--- DATA FOR PROCESSING ---

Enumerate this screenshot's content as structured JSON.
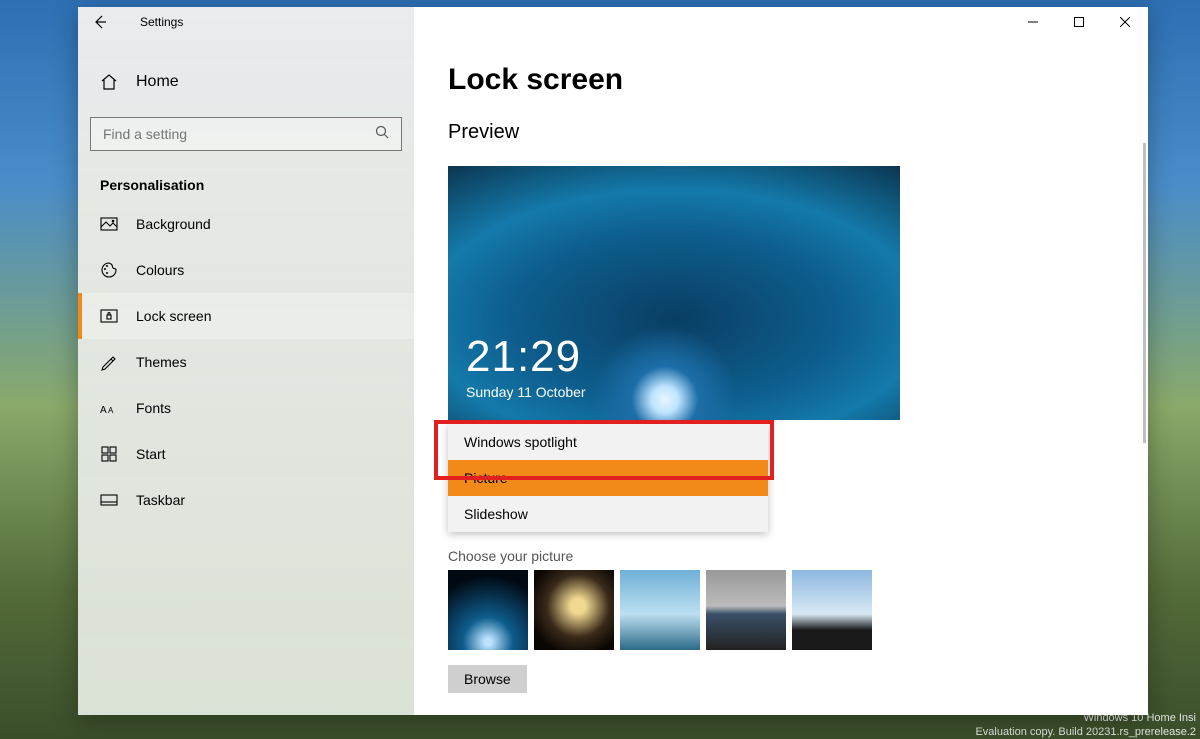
{
  "window": {
    "title": "Settings"
  },
  "sidebar": {
    "home": "Home",
    "search_placeholder": "Find a setting",
    "category": "Personalisation",
    "items": [
      {
        "label": "Background"
      },
      {
        "label": "Colours"
      },
      {
        "label": "Lock screen"
      },
      {
        "label": "Themes"
      },
      {
        "label": "Fonts"
      },
      {
        "label": "Start"
      },
      {
        "label": "Taskbar"
      }
    ]
  },
  "page": {
    "title": "Lock screen",
    "preview_label": "Preview",
    "clock_time": "21:29",
    "clock_date": "Sunday 11 October",
    "choose_picture_label": "Choose your picture",
    "browse": "Browse"
  },
  "dropdown": {
    "options": [
      {
        "label": "Windows spotlight"
      },
      {
        "label": "Picture"
      },
      {
        "label": "Slideshow"
      }
    ],
    "highlighted_index": 0,
    "hovered_index": 1
  },
  "watermark": {
    "line1": "Windows 10 Home Insi",
    "line2": "Evaluation copy. Build 20231.rs_prerelease.2"
  }
}
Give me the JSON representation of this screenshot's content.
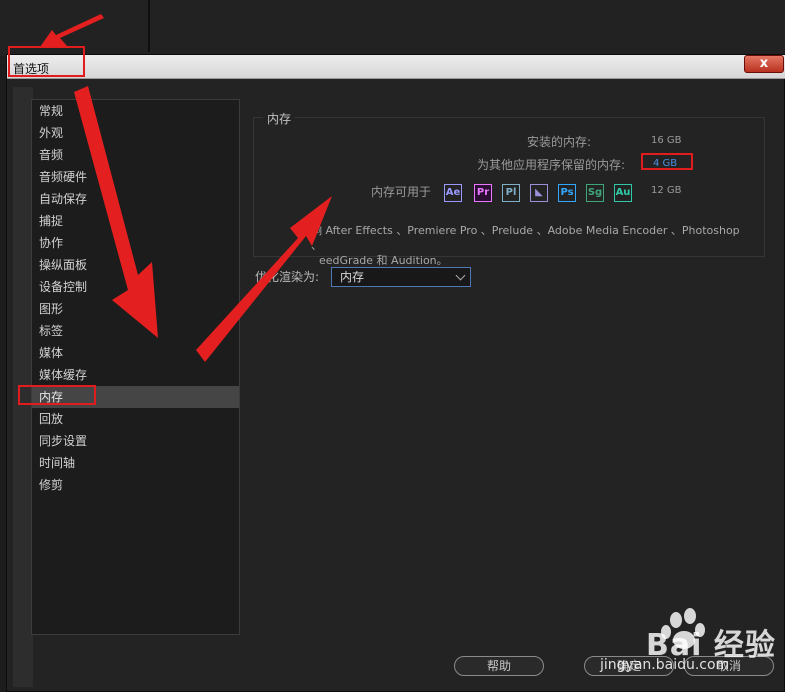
{
  "dialog": {
    "title": "首选项",
    "close_label": "x"
  },
  "sidebar": {
    "items": [
      {
        "label": "常规",
        "selected": false
      },
      {
        "label": "外观",
        "selected": false
      },
      {
        "label": "音频",
        "selected": false
      },
      {
        "label": "音频硬件",
        "selected": false
      },
      {
        "label": "自动保存",
        "selected": false
      },
      {
        "label": "捕捉",
        "selected": false
      },
      {
        "label": "协作",
        "selected": false
      },
      {
        "label": "操纵面板",
        "selected": false
      },
      {
        "label": "设备控制",
        "selected": false
      },
      {
        "label": "图形",
        "selected": false
      },
      {
        "label": "标签",
        "selected": false
      },
      {
        "label": "媒体",
        "selected": false
      },
      {
        "label": "媒体缓存",
        "selected": false
      },
      {
        "label": "内存",
        "selected": true
      },
      {
        "label": "回放",
        "selected": false
      },
      {
        "label": "同步设置",
        "selected": false
      },
      {
        "label": "时间轴",
        "selected": false
      },
      {
        "label": "修剪",
        "selected": false
      }
    ]
  },
  "memory": {
    "group_label": "内存",
    "installed_label": "安装的内存:",
    "installed_value": "16 GB",
    "reserved_label": "为其他应用程序保留的内存:",
    "reserved_value": "4 GB",
    "available_label": "内存可用于",
    "available_value": "12 GB",
    "apps": [
      {
        "abbr": "Ae",
        "color": "#9999ff",
        "name": "After Effects"
      },
      {
        "abbr": "Pr",
        "color": "#ea77ff",
        "name": "Premiere Pro"
      },
      {
        "abbr": "Pl",
        "color": "#7fb0c8",
        "name": "Prelude"
      },
      {
        "abbr": "◣",
        "color": "#9a8fd8",
        "name": "Adobe Media Encoder"
      },
      {
        "abbr": "Ps",
        "color": "#31a8ff",
        "name": "Photoshop"
      },
      {
        "abbr": "Sg",
        "color": "#3fa67a",
        "name": "SpeedGrade"
      },
      {
        "abbr": "Au",
        "color": "#2fc9a8",
        "name": "Audition"
      }
    ],
    "description_line1": "响 After Effects 、Premiere Pro 、Prelude 、Adobe Media Encoder 、Photoshop 、",
    "description_line2": "eedGrade 和 Audition。"
  },
  "render": {
    "label": "优化渲染为:",
    "selected": "内存"
  },
  "buttons": {
    "help": "帮助",
    "ok": "确定",
    "cancel": "取消"
  },
  "watermark": {
    "brand": "Bai 经验",
    "url": "jingyan.baidu.com"
  },
  "colors": {
    "highlight": "#e01c1c",
    "arrow": "#e3201f",
    "accent_blue": "#4a90e2"
  }
}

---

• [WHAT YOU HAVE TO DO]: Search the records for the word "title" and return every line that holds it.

• [EXERCISE RESPONSE]:
    "title": "Settings"
    "title": "Lock screen",
    "title": "首选项",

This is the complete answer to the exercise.